13 REBELS M.C.
AMA # 2182
The 13 Rebels Motorcycle Club (13 RMC) was started in 1937 by Ernest “Tex” Bryant. “Tex” and the other 12
top-seated motorcycle racers from Southern California made up the founding members of the club. The 13 Rebels
MC was, and still is, an American Motorcycle Association (AMA) sanctioned club. While not the oldest motorcycle
club in the U.S (that being the Yonkers MC of Yonkers, NY established in 1903), the 13 RMC has a rich racing and
colorful history that has shaped some of this sports historic motorcycle “folklore”.
Some of the club’s legendary members include Shell Thuet, who raced and built many independent and factory-
sponsored racing bikes throughout the years; John and Ernie Roccio, who raced in the U.S. as well as on the U.S.
Motorcycle Racing Team throughout Europe during the 1950’s; William “Wino Willie” Forkner, who left the
13 Rebels MC in 1946 and started the Boozefighters MC and Elmo Looper who was better known for saving
Croker Motorcycle from extinction by buying what was left of Croker Motorcycle parts from AL Croker. Many of
these parts have helped otherwise unrestorable motorcycles come back to life.
One of the original “biker” movies named The Wild One was based on a fictitious story of the 13 Rebels and
Boozefighters meeting in a small town in northern California. Following is how both clubs were cast--The
“Black Rebels” MC, with Marlin Brando playing “Johnny” (Shell Thuet), the 13 Rebels’ president; and the
“Beetles” MC, with Lee Marvin playing the part of “Chino” (Wino), the Boozefighters’ president. The movie
was loosely based on “Wino” having left the 13 Rebels and starting his own club (the Boozefighters). This
incorrectly illustrated that the 13 Rebels and Boozefighters did not get along after that incident. The truth is

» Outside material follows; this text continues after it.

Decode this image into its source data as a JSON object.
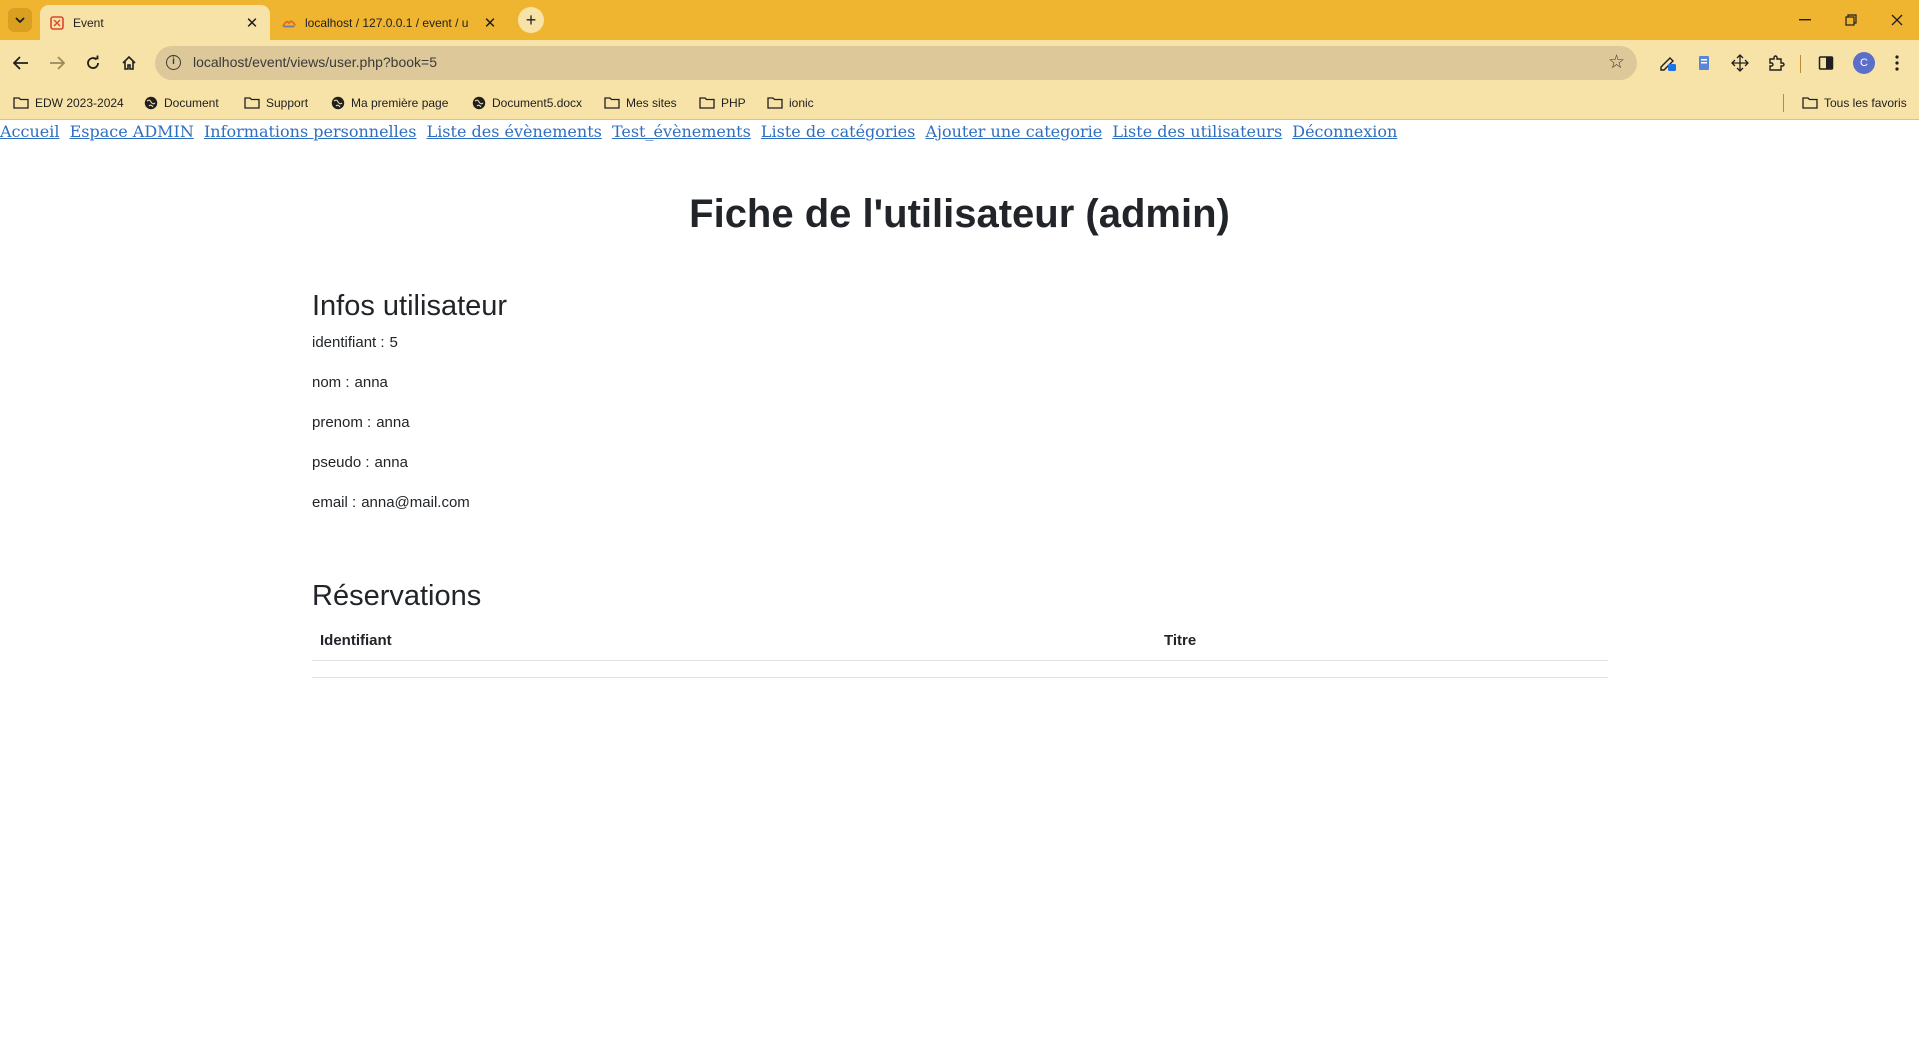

that both clubs got along fine and, actually, hung out at the same watering hole in South Central Los Angeles, CA
called the “All American Café”.
The movie then went on to depict an infamous incident that Life magazine wrote an article on which happened at
the annual “Hollister”, CA AMA-sponsored motorcycle races. The July 4, 1947 event was the first post WW II
race at Hollister. Most of the California clubs where there, including the 13 Rebels and the Boozefighters. The
movie falsely depicted the bikers “taking over” the town and terrorizing the local citizens.
The truth in fact was much less exciting with some of the event participants getting drunk in public and racing up
and down Main Street on their bikes.
The 13 Rebels Motorcycle Club is still in existence today with chapters in various states. The Club is still sanctioned
by the AMA. It has been awarded the organization’s “historical status”, meaning the club has been verified by the
AMA as being over 50 years old. The 13 Rebels MC exists to carry on the spirit and tradition of the original
motorcycle clubs. We are a family-oriented motorcycle club bound by brotherhood, camaraderie, and the love of
the sport of motorcycling.